___ The data ___

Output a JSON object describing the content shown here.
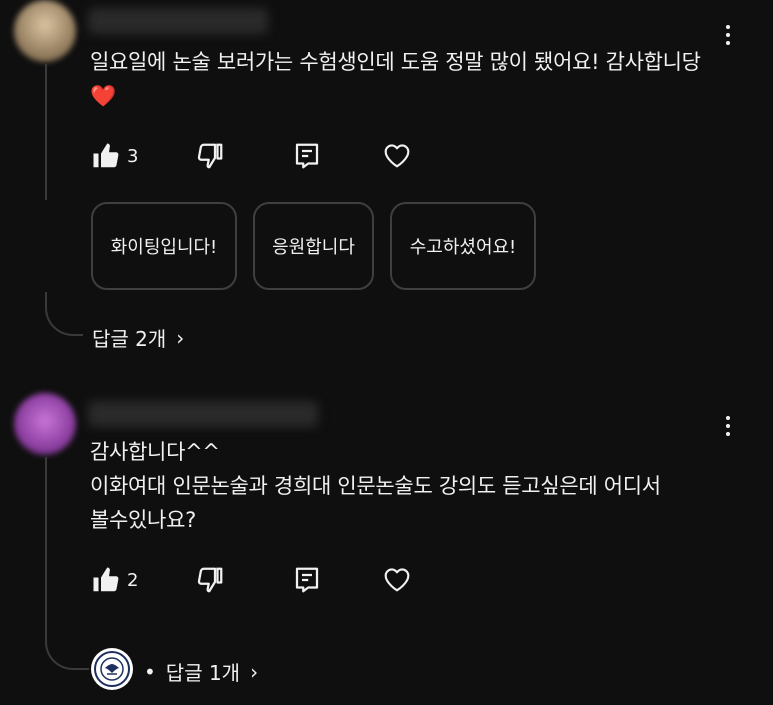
{
  "comments": [
    {
      "text": "일요일에 논술 보러가는 수험생인데 도움 정말 많이 됐어요! 감사합니당\n❤️",
      "likes": "3",
      "suggested_replies": [
        "화이팅입니다!",
        "응원합니다",
        "수고하셨어요!"
      ],
      "replies_label": "답글 2개"
    },
    {
      "text": "감사합니다^^\n이화여대 인문논술과 경희대 인문논술도 강의도 듣고싶은데 어디서\n볼수있나요?",
      "likes": "2",
      "replies_label": "답글 1개",
      "bullet": "•"
    }
  ],
  "icons": {
    "like": "thumbs-up-icon",
    "dislike": "thumbs-down-icon",
    "reply": "reply-icon",
    "heart": "heart-icon",
    "more": "more-vert-icon",
    "chevron": "chevron-right-icon"
  },
  "glyphs": {
    "chevron": "›"
  }
}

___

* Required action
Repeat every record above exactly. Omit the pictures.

* Response
Output a JSON object describing the content shown here.
{
  "comments": [
    {
      "text": "일요일에 논술 보러가는 수험생인데 도움 정말 많이 됐어요! 감사합니당\n❤️",
      "likes": "3",
      "suggested_replies": [
        "화이팅입니다!",
        "응원합니다",
        "수고하셨어요!"
      ],
      "replies_label": "답글 2개"
    },
    {
      "text": "감사합니다^^\n이화여대 인문논술과 경희대 인문논술도 강의도 듣고싶은데 어디서\n볼수있나요?",
      "likes": "2",
      "replies_label": "답글 1개",
      "bullet": "•"
    }
  ],
  "icons": {
    "like": "thumbs-up-icon",
    "dislike": "thumbs-down-icon",
    "reply": "reply-icon",
    "heart": "heart-icon",
    "more": "more-vert-icon",
    "chevron": "chevron-right-icon"
  },
  "glyphs": {
    "chevron": "›"
  }
}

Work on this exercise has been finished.